The best of intentions; the worst of plans
The stimulus package that Congress and President Obama passed in 2009 was supposed to be the gift that kept on giving, but too often it has proved to the gift that keeps on taking.
That is the conclusion, at least, of a recent Politico investigation into stimulus money that was intended to expand broadband coverage to America’s rural communities, which sorely lack quality Internet access. The story goes back to the creation of the Rural Utilities Service during the Great Depression. Originally the agency was tasked with bringing electricity to rural areas that weren’t being serviced by private companies.

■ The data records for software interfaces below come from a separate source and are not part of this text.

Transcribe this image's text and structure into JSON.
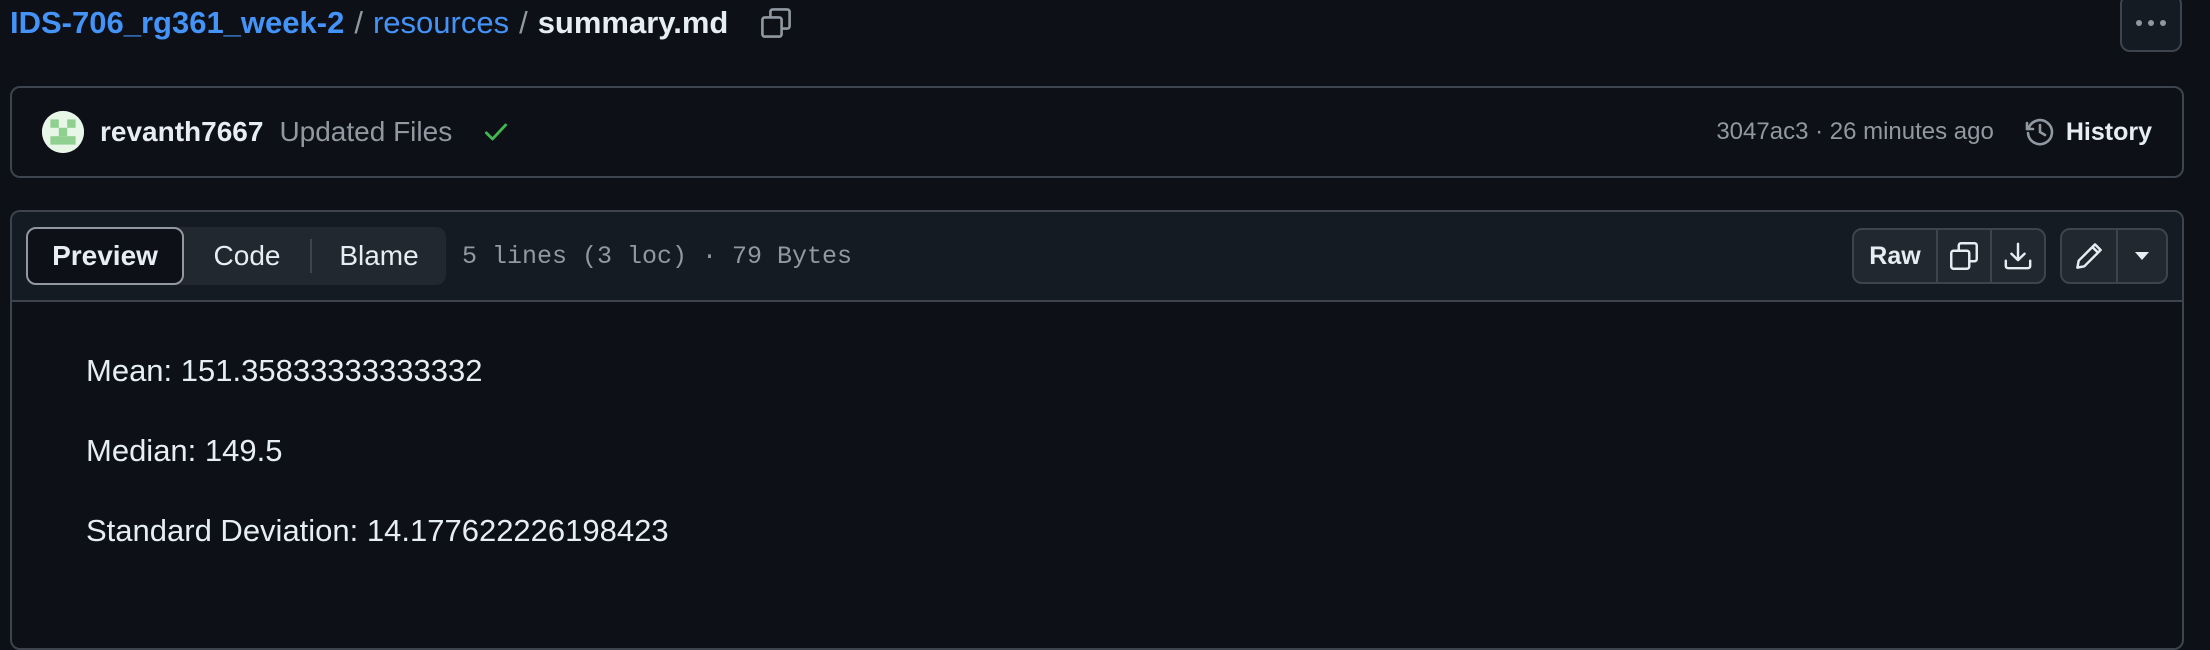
{
  "breadcrumb": {
    "repo": "IDS-706_rg361_week-2",
    "separator": "/",
    "folder": "resources",
    "file": "summary.md"
  },
  "icons": {
    "copy_path": "copy-icon",
    "more": "kebab-horizontal-icon",
    "check": "check-icon",
    "history": "history-icon",
    "copy_raw": "copy-icon",
    "download": "download-icon",
    "edit": "pencil-icon",
    "caret": "triangle-down-icon"
  },
  "commit": {
    "author": "revanth7667",
    "message": "Updated Files",
    "meta": "3047ac3 · 26 minutes ago",
    "history_label": "History"
  },
  "file_header": {
    "tabs": [
      {
        "label": "Preview",
        "active": true
      },
      {
        "label": "Code",
        "active": false
      },
      {
        "label": "Blame",
        "active": false
      }
    ],
    "info": "5 lines (3 loc) · 79 Bytes",
    "raw_label": "Raw"
  },
  "content": {
    "lines": [
      "Mean: 151.35833333333332",
      "Median: 149.5",
      "Standard Deviation: 14.177622226198423"
    ]
  },
  "colors": {
    "background": "#0d1117",
    "link": "#4493f8",
    "success": "#3fb950",
    "border": "#3d444d",
    "muted": "#9198a1"
  }
}
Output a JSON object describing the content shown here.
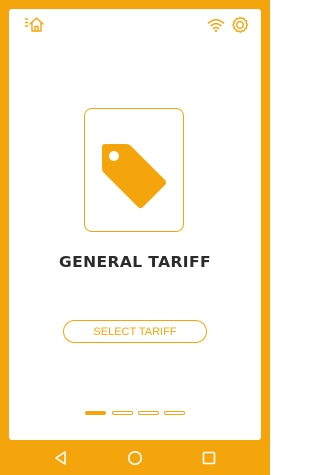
{
  "status_bar": {
    "home_icon": "home-icon",
    "wifi_icon": "wifi-icon",
    "settings_icon": "settings-icon"
  },
  "main": {
    "card_icon": "price-tag-icon",
    "title": "GENERAL TARIFF",
    "select_button_label": "SELECT TARIFF"
  },
  "pager": {
    "count": 4,
    "active_index": 0
  },
  "nav_bar": {
    "back_icon": "back-triangle-icon",
    "home_icon": "home-circle-icon",
    "recents_icon": "recents-square-icon"
  },
  "colors": {
    "accent": "#f5a50c",
    "text": "#2b2b2b",
    "background": "#ffffff"
  }
}
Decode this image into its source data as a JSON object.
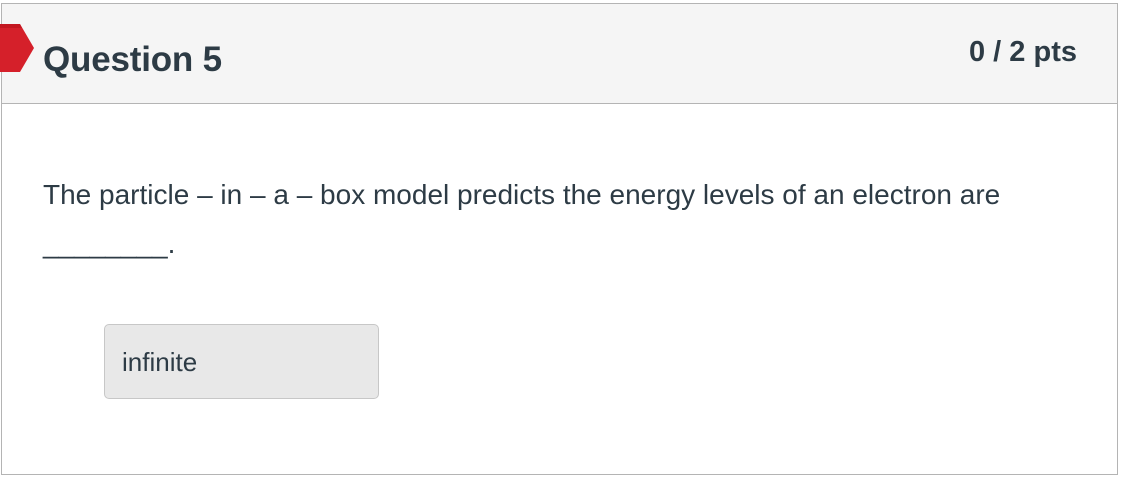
{
  "question": {
    "title": "Question 5",
    "points": "0 / 2 pts",
    "text": "The particle – in – a – box model predicts the energy levels of an electron are ________.",
    "status_icon": "incorrect-marker-icon",
    "answer": "infinite"
  },
  "colors": {
    "marker": "#d5202a",
    "header_bg": "#f5f5f5",
    "border": "#b4b4b4",
    "text": "#2d3b45",
    "answer_bg": "#e8e8e8"
  }
}
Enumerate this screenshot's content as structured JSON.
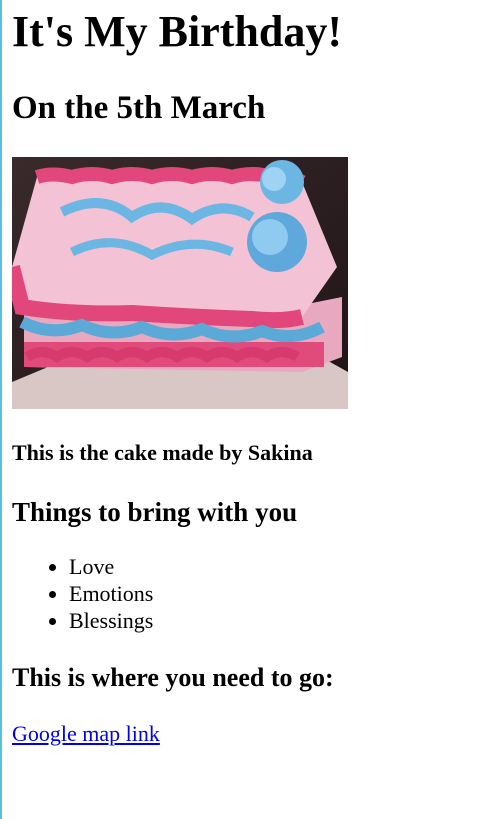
{
  "page": {
    "title": "It's My Birthday!",
    "subtitle": "On the 5th March",
    "image": {
      "alt": "cake",
      "icon": "birthday-cake-photo"
    },
    "caption": "This is the cake made by Sakina",
    "bring_heading": "Things to bring with you",
    "bring_items": [
      "Love",
      "Emotions",
      "Blessings"
    ],
    "location_heading": "This is where you need to go:",
    "map_link_text": "Google map link"
  },
  "colors": {
    "link": "#0000ee",
    "left_rule": "#5bc0de"
  }
}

Through the stimulus package and in response to the “Great Recession,” the agency has attempted to pull off a similar feat in the digital age by bringing the modern advances of high-speed Internet access to America’s countryside.
A key part of President Barack Obama’s blueprint of recovery involved bringing quality broadband to farmers and remote businesses so that they could compete in a global, digital economy. In 2011 RUS was awarded $3.5 billion in aid to service sparsely populated, hard-to-reach areas.
Four years and four directors later, however, Politico concluded that “RUS never found its footing in the digital age.” The report points to misfires and cronyism at every turn: the agency funded networks in well-wired population centers, poor management led to project stumbles and failures, borrowers defaulted on loans, and all along lawmakers suppressed their doubts and gave the agency political cover.
The agency initially projected in 2011 that its “investments in broadband will connect nearly 7 million rural Americans.” It boasted of accomplishing this through nearly 300 projects that it approved through the stimulus package.
Many of those projects, however, have not come to fruition. RUS has quietly killed 42 of them, and with the agency required to “substantially complete” construction on the remaining projects before the end of September, 2015, it finds itself in a race against the clock. Politico found that about half of the infrastructure projects given the green light by RUS have not drawn their full funding. As a result, $277 million in potential investments could end up being returned to the Treasury, representing at best a huge waste of time for the stimulus funds. RUS gradually lowered its original estimate of how many homes will benefit from its projects from 7 million down to 728,000 in March of 2014, and now won’t even list a figure. Even worse, it is unclear how many people have received improved Internet access, because the agency can’t tell exactly who its stimulus dollars have served.
In short, the government’s attempts to invest in services in places neglected by private companies have been nothing short of a boondoggle.
Problems in the Land of 10,000 Lakes
To drive this point home, the Politico report highlights the plight of Lake County, Minnesota, a story that had been covered by Minnesota Watchdog several months earlier. RUS’ attempts to bring greater broadband coverage to the rural county have turned out to be one of the most egregious examples of how federally-backed loans and grants, with inept management and all of their red tape, can suck the vitality out of a community rather than invigorating it.
As Minnesota Watchdog reported late last year, Lake County officials promised at the beginning of the project that it would not cost local taxpayers anything.
“Lake County is acting as a conduit to receive federal financing to build out the network. The taxpayers will not be responsible for any debt,” the county website said in a blurb that has since been scrubbed. An FAQ on the website was updated to say that the county has invested $3.5 million to bring greater broadband access, “a remarkably small amount given the scope of the project and benefits to the area.”
That $3.5 million represents the unexpected cost of RUS rejecting the project’s bond financing. Before the agency sent a single check to Lake County, it forced the county to pony up its own funds to keep the project on track.
But that was just the beginning. Minnesota Watchdog found that that figure soon ballooned to $6 million. And after RUS suspended payments amid concerns that the county could not pull off the project on time and on budget, local officials decided to authorize another $15 million in funding from local taxpayers to get the project back on track.
Just like that, the “remarkably small” amount covered by local taxpayers has become remarkably large for the sparsely populated county. It has left county officials feeling betrayed by the federal program, which originally approved and said it would fund Lake County’s proposal of $66 million for an ambitious plan to cover an area with about 16,000 residents.
Now time is running out. The broadband network is still under construction and behind schedule. At this point, Politico notes, the county probably won’t be able to draw all of its federal funding by the end of September and will thus end up losing another $6 million from RUS.
Perhaps the Lake County should have taken a cue from the private sector before throwing its hat in with the federal government and putting every resident on the hook for $1,400 (the per-person cost of $15 million).
Kirk Lehman, a manager for a competing broadband provider, can’t see how the government intends to make the Lake Communications broadband economically viable.
“A lot of folks have looked at the numbers, and there’s not enough customer base to support the Lake County debt,” he told Minnesota Watchdog. “I don’t care how you slice and dice it, there’s just not enough of a customer base there.”